▶ **Problem**: The expected output is the data below, character for character, without its pictures.

Data excerpts

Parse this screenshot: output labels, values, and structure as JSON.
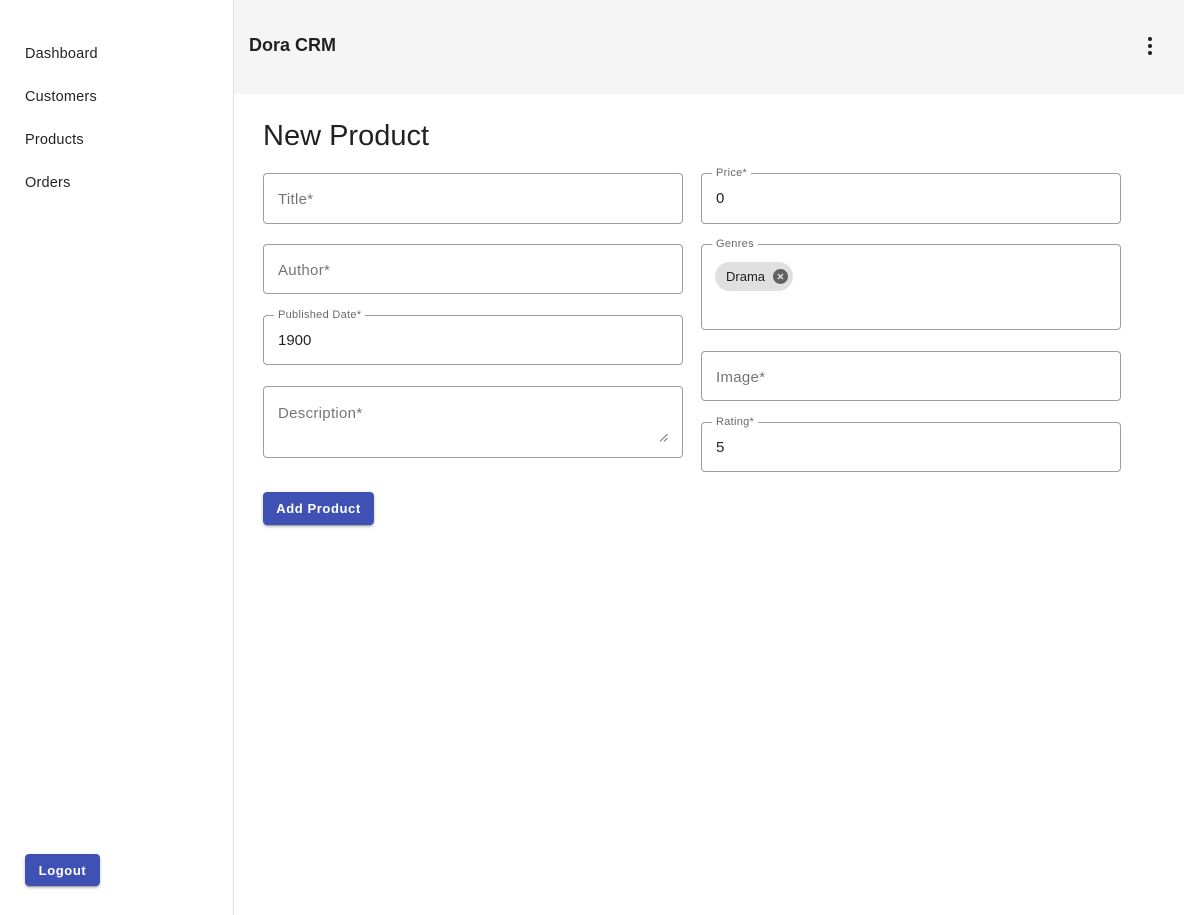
{
  "sidebar": {
    "items": [
      {
        "label": "Dashboard"
      },
      {
        "label": "Customers"
      },
      {
        "label": "Products"
      },
      {
        "label": "Orders"
      }
    ],
    "logout_label": "Logout"
  },
  "header": {
    "title": "Dora CRM",
    "menu_icon": "more-vert-icon"
  },
  "main": {
    "title": "New Product",
    "form": {
      "title_field": {
        "placeholder": "Title*",
        "value": ""
      },
      "author_field": {
        "placeholder": "Author*",
        "value": ""
      },
      "published_date": {
        "label": "Published Date*",
        "value": "1900"
      },
      "description": {
        "placeholder": "Description*",
        "value": ""
      },
      "price": {
        "label": "Price*",
        "value": "0"
      },
      "genres": {
        "label": "Genres",
        "chips": [
          "Drama"
        ]
      },
      "image": {
        "placeholder": "Image*",
        "value": ""
      },
      "rating": {
        "label": "Rating*",
        "value": "5"
      },
      "submit_label": "Add Product"
    }
  },
  "colors": {
    "primary": "#3f51b5",
    "appbar_bg": "#f5f5f5",
    "chip_bg": "#e0e0e0"
  }
}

▶ **Written answer**:
Parse this screenshot: output labels, values, and structure as JSON.
{
  "sidebar": {
    "items": [
      {
        "label": "Dashboard"
      },
      {
        "label": "Customers"
      },
      {
        "label": "Products"
      },
      {
        "label": "Orders"
      }
    ],
    "logout_label": "Logout"
  },
  "header": {
    "title": "Dora CRM",
    "menu_icon": "more-vert-icon"
  },
  "main": {
    "title": "New Product",
    "form": {
      "title_field": {
        "placeholder": "Title*",
        "value": ""
      },
      "author_field": {
        "placeholder": "Author*",
        "value": ""
      },
      "published_date": {
        "label": "Published Date*",
        "value": "1900"
      },
      "description": {
        "placeholder": "Description*",
        "value": ""
      },
      "price": {
        "label": "Price*",
        "value": "0"
      },
      "genres": {
        "label": "Genres",
        "chips": [
          "Drama"
        ]
      },
      "image": {
        "placeholder": "Image*",
        "value": ""
      },
      "rating": {
        "label": "Rating*",
        "value": "5"
      },
      "submit_label": "Add Product"
    }
  },
  "colors": {
    "primary": "#3f51b5",
    "appbar_bg": "#f5f5f5",
    "chip_bg": "#e0e0e0"
  }
}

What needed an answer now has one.